When a transfer switch is unavailable, connecting a generator to a home with a heavy-duty extension cord can be successful. To attach a generator to a home, use the following instructions on choosing and using a heavy-duty extension cord:
Keep the following things in mind when choosing an extension cord:
- Length: Long enough to reach from the generator to the home but not so long that it causes a voltage drop or overheats.
- Gauge: Select a cable whose gauge corresponds to the generator’s amperage output. When the gauge number is smaller, the cord is thicker and can handle more current.
- Type: Opt for an extension cord with strong, weather-resistant insulation that is particularly made for outdoor use.
Using A Heavy-Duty Extension Cord
To use an extension cord safely, follow these guidelines:
- Before connecting the other end to the home, plug the extension cord into the generator.
- Keep the cord out of wet areas like snow, precipitation, or slush.
- Avoid piling too many appliances or devices on the cable because doing so could make it overheat and pose a fire risk.
- Regularly inspect the cord for wear, fraying, or other damage; replace it if required.
- Run the cable around obstructions like doors, windows, and other openings to avoid damaging it.
- The following safety measures must be remembered when using a heavy-duty extension cord.
- Always turn off the generator and unplug it before connecting or disconnecting an extension cable.
- Ensure that the generator is correctly grounded to avoid electric shock or electrocution.
- Avoid touching any electrical appliances or devices, including the extension cable, with wet hands or while standing in water.
- Frayed or damaged cables should be avoided because they pose a risk of fire, overheating, or electrical shock.
- Keep the extension cable and generator away from anything that could catch fire, like gas or propane tanks.
Can I connect my generator without a transfer switch to the electrical panel in my home?
A transfer switch is not required, but connecting your generator straight to your home’s electrical panel is possible. This procedure can be harmful and is forbidden in many places.
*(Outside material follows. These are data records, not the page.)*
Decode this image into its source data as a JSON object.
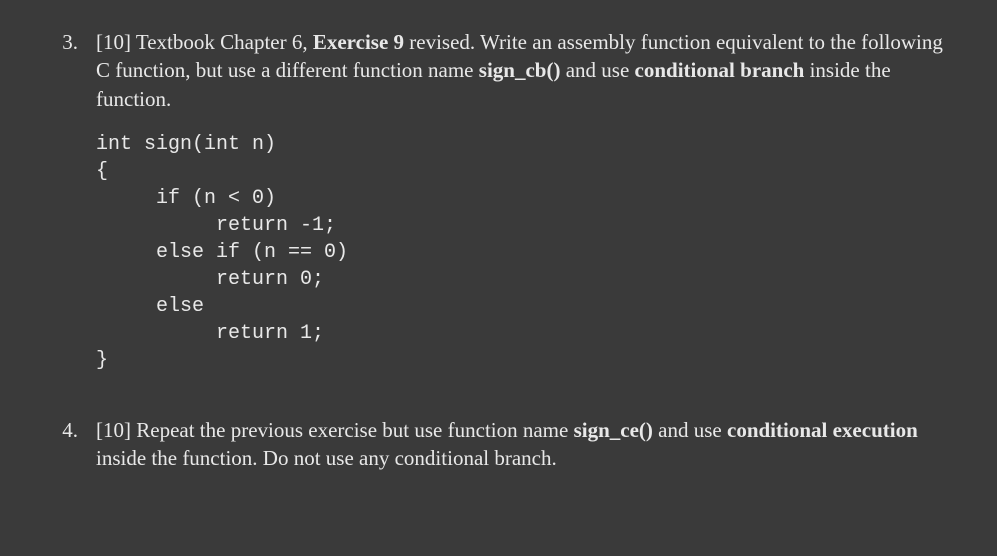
{
  "q3": {
    "num": "3.",
    "prose_parts": {
      "p1": "[10] Textbook Chapter 6, ",
      "b1": "Exercise 9",
      "p2": " revised. Write an assembly function equivalent to the following C function, but use a different function name ",
      "b2": "sign_cb()",
      "p3": " and use ",
      "b3": "conditional branch",
      "p4": " inside the function."
    },
    "code": "int sign(int n)\n{\n     if (n < 0)\n          return -1;\n     else if (n == 0)\n          return 0;\n     else\n          return 1;\n}"
  },
  "q4": {
    "num": "4.",
    "prose_parts": {
      "p1": "[10] Repeat the previous exercise but use function name ",
      "b1": "sign_ce()",
      "p2": " and use ",
      "b2": "conditional execution",
      "p3": " inside the function. Do not use any conditional branch."
    }
  }
}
Connecting your generator to your house using a transfer switch is advised.
Can I connect my generator to my house using any extension cord?
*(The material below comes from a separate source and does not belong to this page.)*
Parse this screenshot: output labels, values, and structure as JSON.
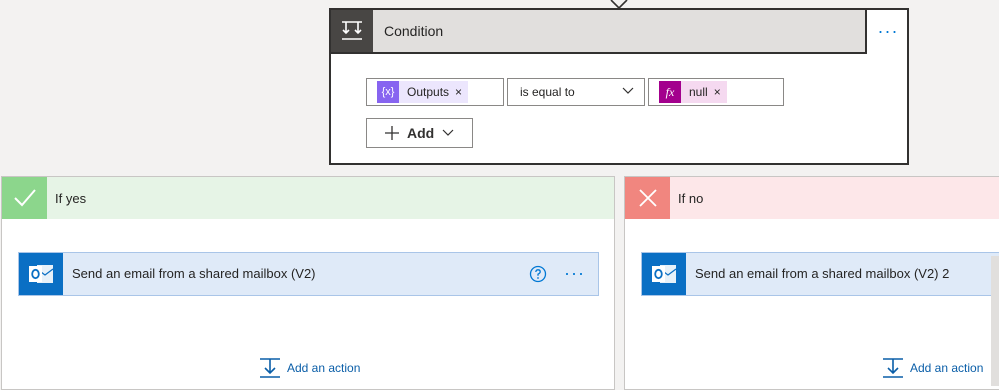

A heavy-duty extension cord designated for your generator’s wattage and voltage should be used instead. Using a subpar extension cord can result in device damage, overheating, and even fires.
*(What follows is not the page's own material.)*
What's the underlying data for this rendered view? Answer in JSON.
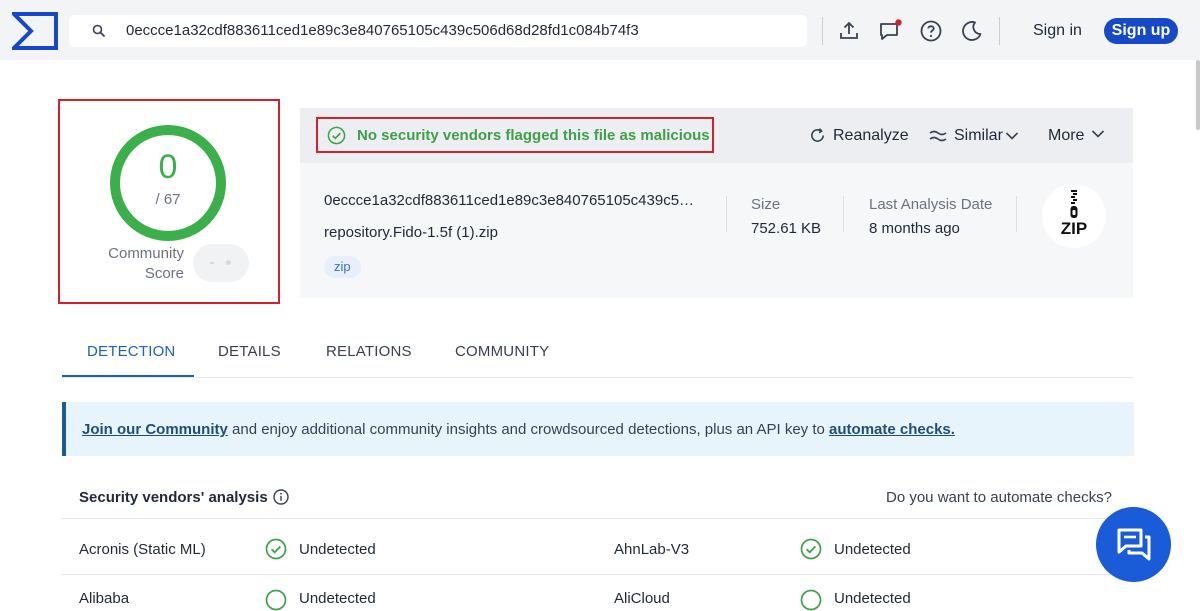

Is wiring my generator through a breaker panel secure?
A safe and effective way to connect your generator to your house is by wiring it through a breaker box. To ensure your installation complies with local codes and standards, you should have it inspected by a licensed electrician and take all necessary safety measures.
Do I need a power inverter to link my generator to my home?
A power inverter can be a helpful tool for converting DC power from your generator to AC power for your home, but it is not required to connect your generator to your home. It is crucial to select an inverter compatible with your generator and electrical system and use it while adhering to the necessary safety measures.
Can I link my generator to my house using a relay to prevent back feeding?
A relay can be a useful tool for preventing back feeding and ensuring the safe functioning of your generator. However, having a certified electrician install the switch and using your generator with the correct safety measures is crucial.
Generator wiring connection diagram to the main distribution board using the manual changeover switch
A practical answer for power outages may be to link a generator to a home without a transfer switch. However, it’s crucial to remember that when working with energy, safety should always come first. Each method mentioned, including using a heavy-duty extension cable, wiring through a main electrical panel or breaker box, using a relay, or connecting through a power inverter, has pros and cons. Understanding the precise specifications and constraints of your generator and electrical system is essential, as is adhering to all safety precautions and instructions the maker recommends. Connecting a generator to a home without a transfer switch can offer temporary backup power for necessary home appliances and devices with the right preparation, tools, and expertise.